I love to write in our city library. The building is nestled on the western edge of our little ski town, up against the converging flows of Soda Creek and the Yampa River. There is a bank of tall, wide windows along the southern face of the second floor, where patrons can sit and gaze at the jagged hills across the river. They offer bumper stickers at the circulation desk, right near the front door, which announce: “I came for the skiing and stayed for the library. Steamboat Springs, CO.” It’s that good.
But I can’t sit by the windows to write. It’s far too tempting to allow my eyes to be drawn away from the screen to watch the river rolling by, or to search the hills beyond that for mountain lions. (I know they’re there…) No, I have to lock myself away in the only windowless study room in the entire building if I have any hope of getting work done. If that’s already occupied, I can settle for the room facing the street instead, the frosted glass windows there offer little distraction.
Why come to the library at all, if not to enjoy the view? Because walking through the front doors, past the display of hardcover novels embossed with household names, and further still past the rows of shelves stacked high with fiction, reminds me that these books represent a tiny fraction of humans who have successfully completed the arduous process of writing a story and getting it out into the world. I’m only beginning to understand the patience required to endure it.
Each title represents months – years, even – of that author’s life, the best parts of which were spent gathering the story – listening to the characters reveal what happens next, finding the words and writing them down. Patience encourages the tale to unfold, and then blossom.
Each one of these writers had a first book, I remind myself. Each one of them went through the thrill of writing it. Each one of them rode high on the enthusiasm of completing it! Most, probably, came crashing down with the realization of just how hard it can be to get a book published when nobody knows your name.
For an unknown writer, the publishing process goes like this:
Step One: Carefully craft a letter to an agent – several agents, most likely – in which you fit a hook, a winning description of your story, a relevant biography about yourself, and the reason you’ve chosen to approach this particular agent onto a single page, double-spaced. (The purpose of this query letter is to ask for their permission to send the entire manuscript.)
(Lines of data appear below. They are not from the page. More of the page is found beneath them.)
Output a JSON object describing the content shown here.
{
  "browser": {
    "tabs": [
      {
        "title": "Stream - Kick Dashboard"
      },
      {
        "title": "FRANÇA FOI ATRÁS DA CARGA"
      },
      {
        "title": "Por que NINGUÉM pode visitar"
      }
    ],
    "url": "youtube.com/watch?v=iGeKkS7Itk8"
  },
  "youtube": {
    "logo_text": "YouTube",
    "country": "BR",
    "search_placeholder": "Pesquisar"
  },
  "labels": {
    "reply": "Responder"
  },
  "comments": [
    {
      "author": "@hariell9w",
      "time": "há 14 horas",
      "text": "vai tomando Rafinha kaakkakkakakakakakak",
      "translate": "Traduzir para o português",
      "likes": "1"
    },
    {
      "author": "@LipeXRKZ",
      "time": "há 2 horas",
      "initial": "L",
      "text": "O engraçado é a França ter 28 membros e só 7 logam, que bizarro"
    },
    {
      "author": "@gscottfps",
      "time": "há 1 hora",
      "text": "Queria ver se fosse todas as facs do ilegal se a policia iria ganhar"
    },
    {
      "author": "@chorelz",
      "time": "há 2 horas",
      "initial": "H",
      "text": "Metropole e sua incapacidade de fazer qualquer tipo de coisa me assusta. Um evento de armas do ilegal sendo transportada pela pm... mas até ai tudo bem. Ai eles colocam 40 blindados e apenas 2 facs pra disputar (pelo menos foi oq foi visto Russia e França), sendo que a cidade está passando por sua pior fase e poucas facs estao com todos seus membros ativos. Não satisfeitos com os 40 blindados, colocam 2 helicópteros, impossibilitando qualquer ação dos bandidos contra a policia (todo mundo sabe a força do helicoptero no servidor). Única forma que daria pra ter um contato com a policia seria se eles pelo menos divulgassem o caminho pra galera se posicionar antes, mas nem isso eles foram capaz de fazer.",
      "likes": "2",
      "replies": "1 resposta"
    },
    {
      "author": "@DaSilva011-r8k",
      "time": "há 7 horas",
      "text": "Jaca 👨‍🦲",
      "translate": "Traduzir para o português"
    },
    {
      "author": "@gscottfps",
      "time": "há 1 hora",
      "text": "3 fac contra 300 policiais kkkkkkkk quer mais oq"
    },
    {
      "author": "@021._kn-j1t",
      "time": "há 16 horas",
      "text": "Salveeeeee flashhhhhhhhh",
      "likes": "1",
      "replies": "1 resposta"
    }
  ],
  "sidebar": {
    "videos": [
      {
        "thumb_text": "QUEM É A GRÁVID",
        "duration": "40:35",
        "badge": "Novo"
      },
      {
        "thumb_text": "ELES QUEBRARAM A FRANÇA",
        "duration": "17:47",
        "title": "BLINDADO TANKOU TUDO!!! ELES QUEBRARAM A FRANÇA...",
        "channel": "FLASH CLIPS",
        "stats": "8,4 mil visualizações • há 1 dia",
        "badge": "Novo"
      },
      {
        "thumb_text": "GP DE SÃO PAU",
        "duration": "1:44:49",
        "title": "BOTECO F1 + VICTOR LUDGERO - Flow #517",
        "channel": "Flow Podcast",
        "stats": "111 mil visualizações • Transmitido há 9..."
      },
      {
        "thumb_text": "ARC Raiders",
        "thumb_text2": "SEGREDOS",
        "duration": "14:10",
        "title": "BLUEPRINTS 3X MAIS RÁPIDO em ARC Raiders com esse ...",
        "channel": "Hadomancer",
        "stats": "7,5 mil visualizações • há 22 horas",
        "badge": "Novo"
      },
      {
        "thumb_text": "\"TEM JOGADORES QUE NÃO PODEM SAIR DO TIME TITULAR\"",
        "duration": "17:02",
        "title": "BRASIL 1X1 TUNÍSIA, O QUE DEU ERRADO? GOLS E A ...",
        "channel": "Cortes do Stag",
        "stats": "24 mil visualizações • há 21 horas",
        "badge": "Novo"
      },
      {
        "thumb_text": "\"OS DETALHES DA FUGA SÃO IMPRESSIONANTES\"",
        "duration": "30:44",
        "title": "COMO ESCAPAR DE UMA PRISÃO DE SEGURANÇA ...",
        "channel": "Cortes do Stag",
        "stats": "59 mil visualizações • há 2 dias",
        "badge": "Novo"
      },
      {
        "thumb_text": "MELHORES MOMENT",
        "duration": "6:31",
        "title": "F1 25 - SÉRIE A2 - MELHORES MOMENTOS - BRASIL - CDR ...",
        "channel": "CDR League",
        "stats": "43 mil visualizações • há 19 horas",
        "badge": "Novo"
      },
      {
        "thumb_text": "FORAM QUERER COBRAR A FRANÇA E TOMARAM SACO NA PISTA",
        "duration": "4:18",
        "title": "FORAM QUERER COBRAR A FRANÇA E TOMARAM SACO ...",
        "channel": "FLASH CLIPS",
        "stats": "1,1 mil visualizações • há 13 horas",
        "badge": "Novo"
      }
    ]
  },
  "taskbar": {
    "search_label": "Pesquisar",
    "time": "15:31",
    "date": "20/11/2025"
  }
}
Step Two: Send the letter.
Step Three: Check your email every 15 seconds for a response.
Step Four: Repeat Step Three for weeks. Maybe months.
Step Five: Google “How to self-publish my book.”
Step Six: Admit to yourself that marketing isn’t your strong suit, and research more agents to query.
Step Seven: Start again at Step One, with a different list of agents.
Step Eight: Sell plasma.
Step Nine: Open a new bank account for plasma earnings, which will be dedicated solely to self-publishing the book. Vow to learn about marketing.
I don’t know what comes next. I’m at Step Seven. Only my fear of needles is preventing my advancement.
I’m lucky though, I have a dear friend – Rebecca Gummere – who’s been there. She’s a stunning writer, and has had essays published in the likes of O, The Oprah Magazine! (You should follow her here!) I reached out to her, letting her know that I was dealing with a hard case of reality. She empathized, and pointed me towards the #ShareYourRejections community on Twitter, where artists from all walks of life and every level of success lay bare the moments in which they were beaten down. I can’t tell if this makes me feel better.
In the meantime, stories keep coming, and thank goodness for that! While I’m watching those unfold, I can almost forget about the one that’s already come through me – the one I love more than anything else I’ve made in my life, save my children (and let’s be honest, that depends on the day.) I’m now writing a second novel, and several short stories. The short stories are offered to you here, on Patreon.com.
As for the novel, well, I’ll get it out into the world somehow, some way. And in the meantime, I’ll just keep writing…